Next, it was Athena’s turn. The mighty goddess struck the ground with her spear, and an olive tree appeared. Its branches were instantly full of olives.
The Olympian gods and Cecrops examined the two gifts, and decided that the olive tree would be more useful. As a result, they agreed to offer the city to Goddess Athena.
Another narrative suggests that all male citizens of Athens voted for Poseidon’s gift, and all women chose the olive tree. As there were more women than men in the city, Athena won the contest.
From now on, the old Cecropia would take the name Athens. To honour the goddess who provided the invaluable gift, the Athenians built several temples for her up on the Acropolis. The most famous is the Parthenon, the city’s symbol. On its west pediment, there’s a sculpture depicting the contest between the two gods.
Plot twist: As you can imagine, the God of the Sea was furious, and threatened to destroy the city. To appease his anger, the Athenians built a beautiful temple for him, close to the coast. This is the Temple of Poseidon at Cape Sounion, which we can still visit today.
Why were olive trees so important?
So this is the myth behind the first olive tree ever planted in Greece. But what made it so important, and why did it affect a whole city?
Olive oil, which was called “liquid gold” by Homer, is a versatile ingredient. Ancient Greeks used it liberally as a food oil, and olives were a popular, nutritious snack. Any land with many olive trees had an advantage when it came to trade.
But that wasn’t all. The precious oil was included in certain medications, treatments and cosmetics. Moreover, it was used in certain religious rituals.
Finally, athletes who won in the Olympic Games, were awarded with an olive wreath. Being decorated with a part of the sacred tree was considered an utmost privilege. In addition, winners of the Panathenaic Games, were offered large amphoras filled with the valuable liquid.
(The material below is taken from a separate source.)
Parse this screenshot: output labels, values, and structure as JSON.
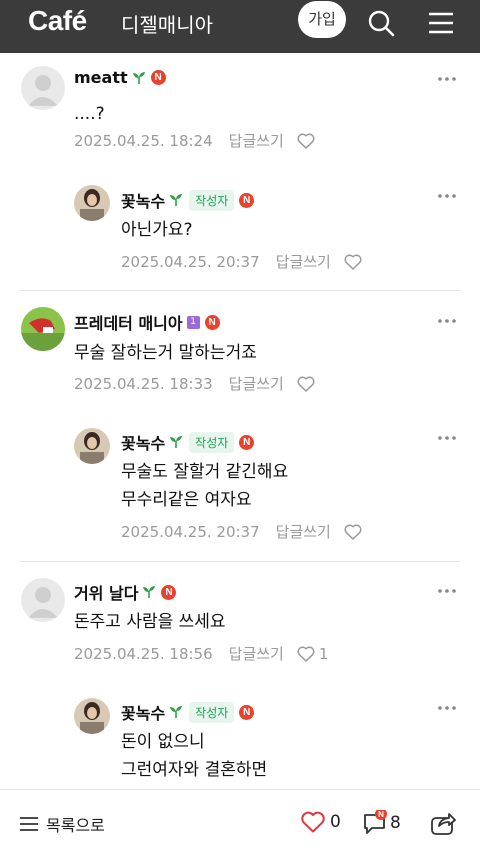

The importance of the olive tree in modern Greece
As a Greek, I take olive oil for granted. It’s one of the most important ingredients in Greek food, and you will find it in most dishes.
Interestingly, we still use it in certain Orthodox Christian practices, like the baptism and christening. It’s also an important ingredient in many modern-day cosmetics.
If you ever visit the ancient land of Sparta, make sure you go to the Olive Museum. You will find an excellent overview of the importance of the olive tree, starting from Ancient Greece.
Today, you will see numerous olive groves all around Athens and Greece. Some of the trees are thousands of years old, like this one. It’s across the street from the National Gallery in the city center.
The original one, which was planted by Athena the goddess up on the Acropolis, doesn’t exist anymore. Another one was planted in its place, to remind Greeks of the ancient myth.
Maybe all those trees we can see today are descendants of Athena’s gift to the city!
And what does the name “Athens” mean?
So here is how Athens got its name. But what does the actual word mean?
Going back to Greek mythology, you may remember that Athena came out of the head of her father, Zeus. The myth suggests that she was born fully dressed, with her armour and shield.
According to Plato, Athena’s name might be connected to the Greek words God (theos) and mind / thought (noesis). After all, she was born out of the mind of a God… and she was the Goddess of Wisdom.
Today, there are more versions explaining the etymology of the name. You can read a couple here.
Today, Athens is still famous for the ancient temples dedicated to the patron goddess. Thousands of visitors come to see the Acropolis, and travel back in time, when gods and mythical kings ruled the city.
I hope you have enjoyed this article on how Athens got its name! If you are interested in Ancient Greece, you might like these other articles:
- Best Greek Mythology Movies
- Ancient theatres in Greece
- A 2-day Athens itinerary to explore the ancient sites
Hi! I am Vanessa, an Athenian, and I love helping people discover more about Greece. Since I was a kid I’ve always been fascinated by Greek Mythology. Out of the 12 Olympians, Goddess Athena was my favourite. I find it absolutely intriguing that the citizens of Ancient Athens chose a female patron goddess!